THE INPUT section start

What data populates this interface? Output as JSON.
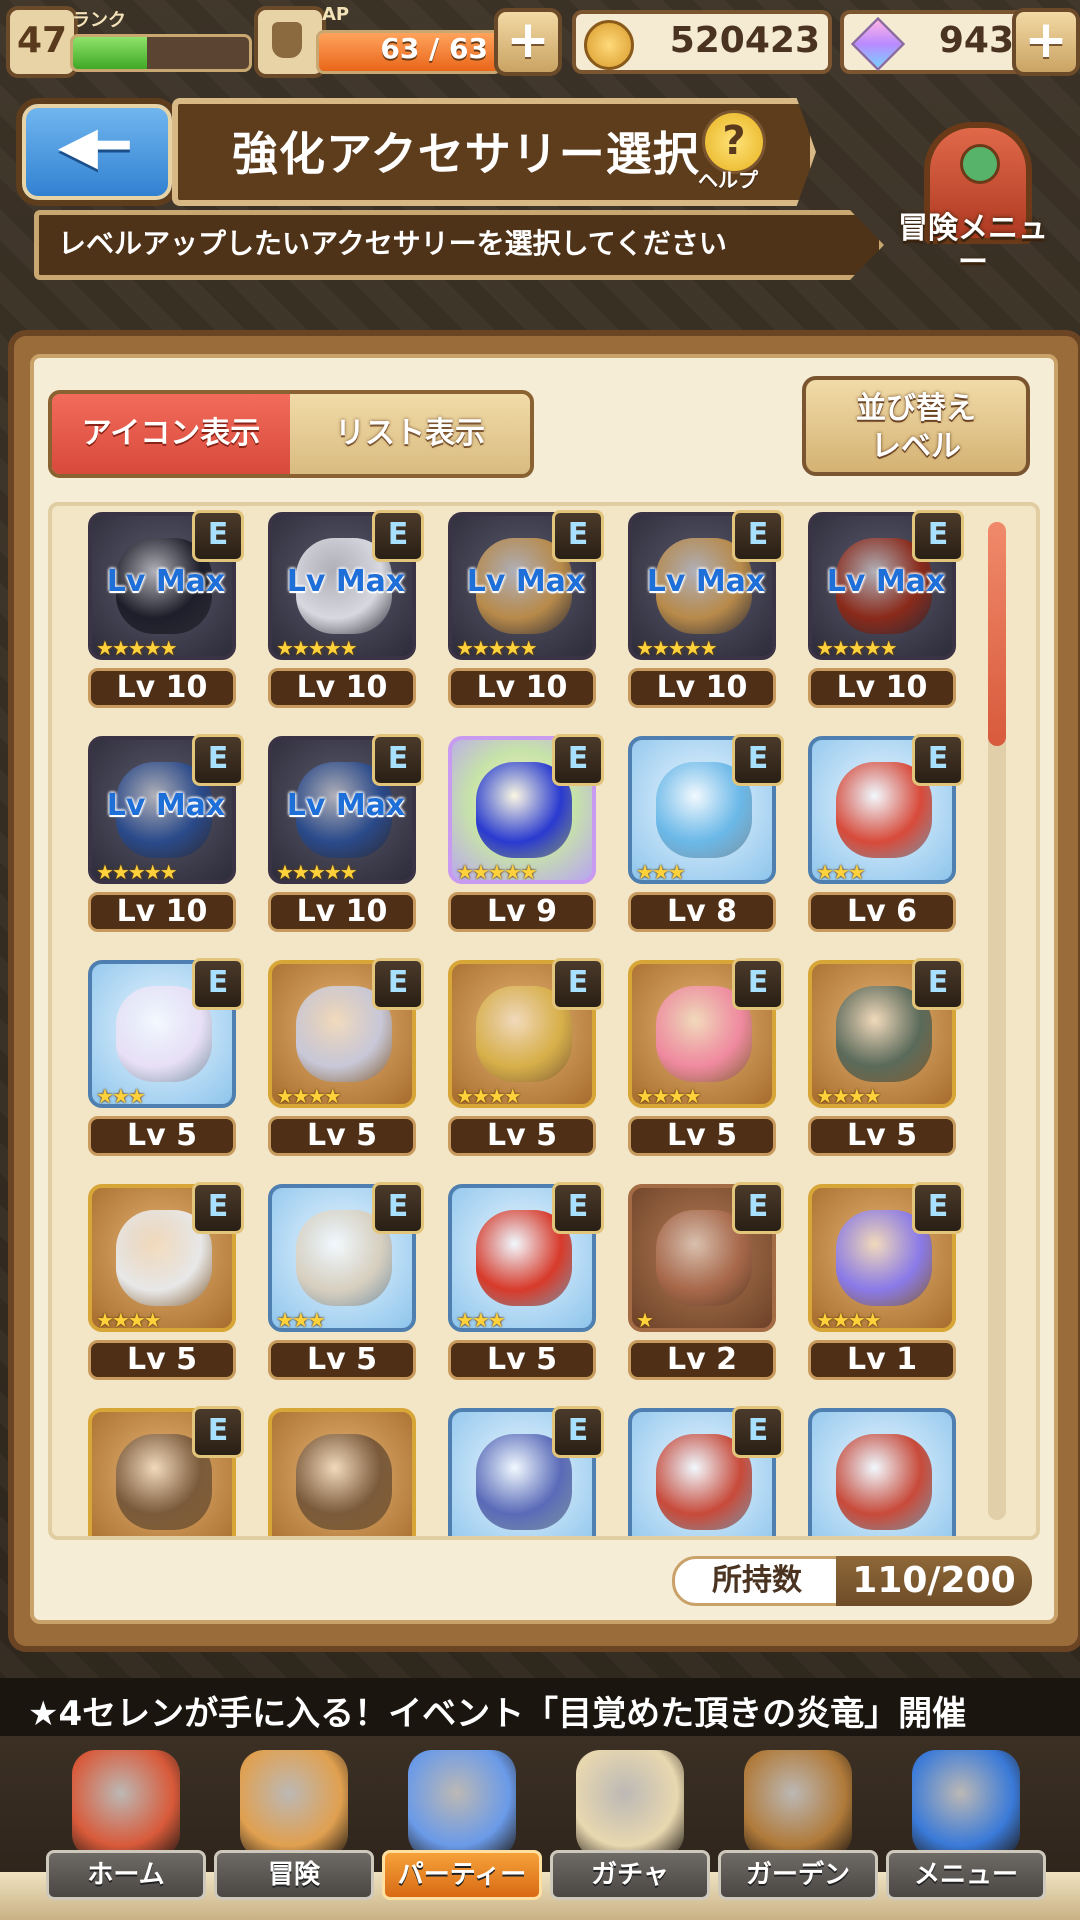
{
  "status": {
    "rank_level": "47",
    "rank_label": "ランク",
    "rank_progress": 0.42,
    "ap_label": "AP",
    "ap_value": "63 / 63",
    "ap_progress": 1.0,
    "coins": "520423",
    "gems": "943"
  },
  "header": {
    "title": "強化アクセサリー選択",
    "help_label": "ヘルプ",
    "subtitle": "レベルアップしたいアクセサリーを選択してください",
    "adventure_menu_label": "冒険メニュー"
  },
  "view_toggle": {
    "icon_view": "アイコン表示",
    "list_view": "リスト表示"
  },
  "sort_button": {
    "line1": "並び替え",
    "line2": "レベル"
  },
  "items": [
    {
      "lv": "Lv 10",
      "badge": "E",
      "lvmax": "Lv Max",
      "stars": "★★★★★",
      "rarity": "dark",
      "color": "#1e1e2a"
    },
    {
      "lv": "Lv 10",
      "badge": "E",
      "lvmax": "Lv Max",
      "stars": "★★★★★",
      "rarity": "dark",
      "color": "#d8d8e0"
    },
    {
      "lv": "Lv 10",
      "badge": "E",
      "lvmax": "Lv Max",
      "stars": "★★★★★",
      "rarity": "dark",
      "color": "#b88a4a"
    },
    {
      "lv": "Lv 10",
      "badge": "E",
      "lvmax": "Lv Max",
      "stars": "★★★★★",
      "rarity": "dark",
      "color": "#b88a4a"
    },
    {
      "lv": "Lv 10",
      "badge": "E",
      "lvmax": "Lv Max",
      "stars": "★★★★★",
      "rarity": "dark",
      "color": "#8a2a1a"
    },
    {
      "lv": "Lv 10",
      "badge": "E",
      "lvmax": "Lv Max",
      "stars": "★★★★★",
      "rarity": "dark",
      "color": "#2a4a8a"
    },
    {
      "lv": "Lv 10",
      "badge": "E",
      "lvmax": "Lv Max",
      "stars": "★★★★★",
      "rarity": "dark",
      "color": "#2a4a8a"
    },
    {
      "lv": "Lv 9",
      "badge": "E",
      "lvmax": "",
      "stars": "★★★★★",
      "rarity": "rainbow",
      "color": "#2a3ad0"
    },
    {
      "lv": "Lv 8",
      "badge": "E",
      "lvmax": "",
      "stars": "★★★",
      "rarity": "blue",
      "color": "#6ab8e8"
    },
    {
      "lv": "Lv 6",
      "badge": "E",
      "lvmax": "",
      "stars": "★★★",
      "rarity": "blue",
      "color": "#d84a3a"
    },
    {
      "lv": "Lv 5",
      "badge": "E",
      "lvmax": "",
      "stars": "★★★",
      "rarity": "blue",
      "color": "#e8e0f6"
    },
    {
      "lv": "Lv 5",
      "badge": "E",
      "lvmax": "",
      "stars": "★★★★",
      "rarity": "gold",
      "color": "#c8c8d8"
    },
    {
      "lv": "Lv 5",
      "badge": "E",
      "lvmax": "",
      "stars": "★★★★",
      "rarity": "gold",
      "color": "#d8b04a"
    },
    {
      "lv": "Lv 5",
      "badge": "E",
      "lvmax": "",
      "stars": "★★★★",
      "rarity": "gold",
      "color": "#f08aa0"
    },
    {
      "lv": "Lv 5",
      "badge": "E",
      "lvmax": "",
      "stars": "★★★★",
      "rarity": "gold",
      "color": "#5a6a5a"
    },
    {
      "lv": "Lv 5",
      "badge": "E",
      "lvmax": "",
      "stars": "★★★★",
      "rarity": "gold",
      "color": "#e8e8e8"
    },
    {
      "lv": "Lv 5",
      "badge": "E",
      "lvmax": "",
      "stars": "★★★",
      "rarity": "blue",
      "color": "#d8d0c0"
    },
    {
      "lv": "Lv 5",
      "badge": "E",
      "lvmax": "",
      "stars": "★★★",
      "rarity": "blue",
      "color": "#d83a2a"
    },
    {
      "lv": "Lv 2",
      "badge": "E",
      "lvmax": "",
      "stars": "★",
      "rarity": "bronze",
      "color": "#a8684a"
    },
    {
      "lv": "Lv 1",
      "badge": "E",
      "lvmax": "",
      "stars": "★★★★",
      "rarity": "gold",
      "color": "#8a7ae8"
    },
    {
      "lv": "",
      "badge": "E",
      "lvmax": "",
      "stars": "",
      "rarity": "gold",
      "color": "#7a5a3a"
    },
    {
      "lv": "",
      "badge": "",
      "lvmax": "",
      "stars": "",
      "rarity": "gold",
      "color": "#7a5a3a"
    },
    {
      "lv": "",
      "badge": "E",
      "lvmax": "",
      "stars": "",
      "rarity": "blue",
      "color": "#5a6ab8"
    },
    {
      "lv": "",
      "badge": "E",
      "lvmax": "",
      "stars": "",
      "rarity": "blue",
      "color": "#c84a3a"
    },
    {
      "lv": "",
      "badge": "",
      "lvmax": "",
      "stars": "",
      "rarity": "blue",
      "color": "#c84a3a"
    }
  ],
  "owned": {
    "label": "所持数",
    "value": "110/200"
  },
  "ticker": "★4セレンが手に入る！イベント「目覚めた頂きの炎竜」開催",
  "nav": [
    {
      "label": "ホーム",
      "icon": "house-icon",
      "active": false
    },
    {
      "label": "冒険",
      "icon": "compass-icon",
      "active": false
    },
    {
      "label": "パーティー",
      "icon": "chess-pieces-icon",
      "active": true
    },
    {
      "label": "ガチャ",
      "icon": "dice-icon",
      "active": false
    },
    {
      "label": "ガーデン",
      "icon": "basket-icon",
      "active": false
    },
    {
      "label": "メニュー",
      "icon": "book-icon",
      "active": false
    }
  ],
  "colors": {
    "accent_red": "#d84a3b",
    "panel_bg": "#f6edd7",
    "frame_brown": "#6b4424",
    "nav_active": "#d86a14"
  }
}
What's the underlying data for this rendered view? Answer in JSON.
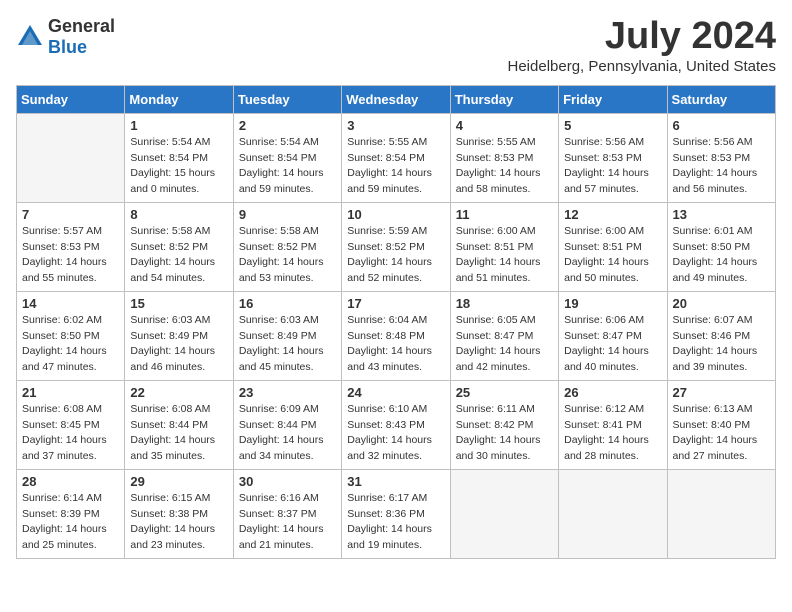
{
  "header": {
    "logo_general": "General",
    "logo_blue": "Blue",
    "month": "July 2024",
    "location": "Heidelberg, Pennsylvania, United States"
  },
  "days_of_week": [
    "Sunday",
    "Monday",
    "Tuesday",
    "Wednesday",
    "Thursday",
    "Friday",
    "Saturday"
  ],
  "weeks": [
    [
      {
        "day": "",
        "info": ""
      },
      {
        "day": "1",
        "info": "Sunrise: 5:54 AM\nSunset: 8:54 PM\nDaylight: 15 hours\nand 0 minutes."
      },
      {
        "day": "2",
        "info": "Sunrise: 5:54 AM\nSunset: 8:54 PM\nDaylight: 14 hours\nand 59 minutes."
      },
      {
        "day": "3",
        "info": "Sunrise: 5:55 AM\nSunset: 8:54 PM\nDaylight: 14 hours\nand 59 minutes."
      },
      {
        "day": "4",
        "info": "Sunrise: 5:55 AM\nSunset: 8:53 PM\nDaylight: 14 hours\nand 58 minutes."
      },
      {
        "day": "5",
        "info": "Sunrise: 5:56 AM\nSunset: 8:53 PM\nDaylight: 14 hours\nand 57 minutes."
      },
      {
        "day": "6",
        "info": "Sunrise: 5:56 AM\nSunset: 8:53 PM\nDaylight: 14 hours\nand 56 minutes."
      }
    ],
    [
      {
        "day": "7",
        "info": "Sunrise: 5:57 AM\nSunset: 8:53 PM\nDaylight: 14 hours\nand 55 minutes."
      },
      {
        "day": "8",
        "info": "Sunrise: 5:58 AM\nSunset: 8:52 PM\nDaylight: 14 hours\nand 54 minutes."
      },
      {
        "day": "9",
        "info": "Sunrise: 5:58 AM\nSunset: 8:52 PM\nDaylight: 14 hours\nand 53 minutes."
      },
      {
        "day": "10",
        "info": "Sunrise: 5:59 AM\nSunset: 8:52 PM\nDaylight: 14 hours\nand 52 minutes."
      },
      {
        "day": "11",
        "info": "Sunrise: 6:00 AM\nSunset: 8:51 PM\nDaylight: 14 hours\nand 51 minutes."
      },
      {
        "day": "12",
        "info": "Sunrise: 6:00 AM\nSunset: 8:51 PM\nDaylight: 14 hours\nand 50 minutes."
      },
      {
        "day": "13",
        "info": "Sunrise: 6:01 AM\nSunset: 8:50 PM\nDaylight: 14 hours\nand 49 minutes."
      }
    ],
    [
      {
        "day": "14",
        "info": "Sunrise: 6:02 AM\nSunset: 8:50 PM\nDaylight: 14 hours\nand 47 minutes."
      },
      {
        "day": "15",
        "info": "Sunrise: 6:03 AM\nSunset: 8:49 PM\nDaylight: 14 hours\nand 46 minutes."
      },
      {
        "day": "16",
        "info": "Sunrise: 6:03 AM\nSunset: 8:49 PM\nDaylight: 14 hours\nand 45 minutes."
      },
      {
        "day": "17",
        "info": "Sunrise: 6:04 AM\nSunset: 8:48 PM\nDaylight: 14 hours\nand 43 minutes."
      },
      {
        "day": "18",
        "info": "Sunrise: 6:05 AM\nSunset: 8:47 PM\nDaylight: 14 hours\nand 42 minutes."
      },
      {
        "day": "19",
        "info": "Sunrise: 6:06 AM\nSunset: 8:47 PM\nDaylight: 14 hours\nand 40 minutes."
      },
      {
        "day": "20",
        "info": "Sunrise: 6:07 AM\nSunset: 8:46 PM\nDaylight: 14 hours\nand 39 minutes."
      }
    ],
    [
      {
        "day": "21",
        "info": "Sunrise: 6:08 AM\nSunset: 8:45 PM\nDaylight: 14 hours\nand 37 minutes."
      },
      {
        "day": "22",
        "info": "Sunrise: 6:08 AM\nSunset: 8:44 PM\nDaylight: 14 hours\nand 35 minutes."
      },
      {
        "day": "23",
        "info": "Sunrise: 6:09 AM\nSunset: 8:44 PM\nDaylight: 14 hours\nand 34 minutes."
      },
      {
        "day": "24",
        "info": "Sunrise: 6:10 AM\nSunset: 8:43 PM\nDaylight: 14 hours\nand 32 minutes."
      },
      {
        "day": "25",
        "info": "Sunrise: 6:11 AM\nSunset: 8:42 PM\nDaylight: 14 hours\nand 30 minutes."
      },
      {
        "day": "26",
        "info": "Sunrise: 6:12 AM\nSunset: 8:41 PM\nDaylight: 14 hours\nand 28 minutes."
      },
      {
        "day": "27",
        "info": "Sunrise: 6:13 AM\nSunset: 8:40 PM\nDaylight: 14 hours\nand 27 minutes."
      }
    ],
    [
      {
        "day": "28",
        "info": "Sunrise: 6:14 AM\nSunset: 8:39 PM\nDaylight: 14 hours\nand 25 minutes."
      },
      {
        "day": "29",
        "info": "Sunrise: 6:15 AM\nSunset: 8:38 PM\nDaylight: 14 hours\nand 23 minutes."
      },
      {
        "day": "30",
        "info": "Sunrise: 6:16 AM\nSunset: 8:37 PM\nDaylight: 14 hours\nand 21 minutes."
      },
      {
        "day": "31",
        "info": "Sunrise: 6:17 AM\nSunset: 8:36 PM\nDaylight: 14 hours\nand 19 minutes."
      },
      {
        "day": "",
        "info": ""
      },
      {
        "day": "",
        "info": ""
      },
      {
        "day": "",
        "info": ""
      }
    ]
  ]
}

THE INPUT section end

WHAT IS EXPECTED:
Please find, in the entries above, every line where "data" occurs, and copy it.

WRITTEN RESPONSE:
What data populates this interface? Output as JSON.
What's the underlying data for this rendered view? Answer in JSON.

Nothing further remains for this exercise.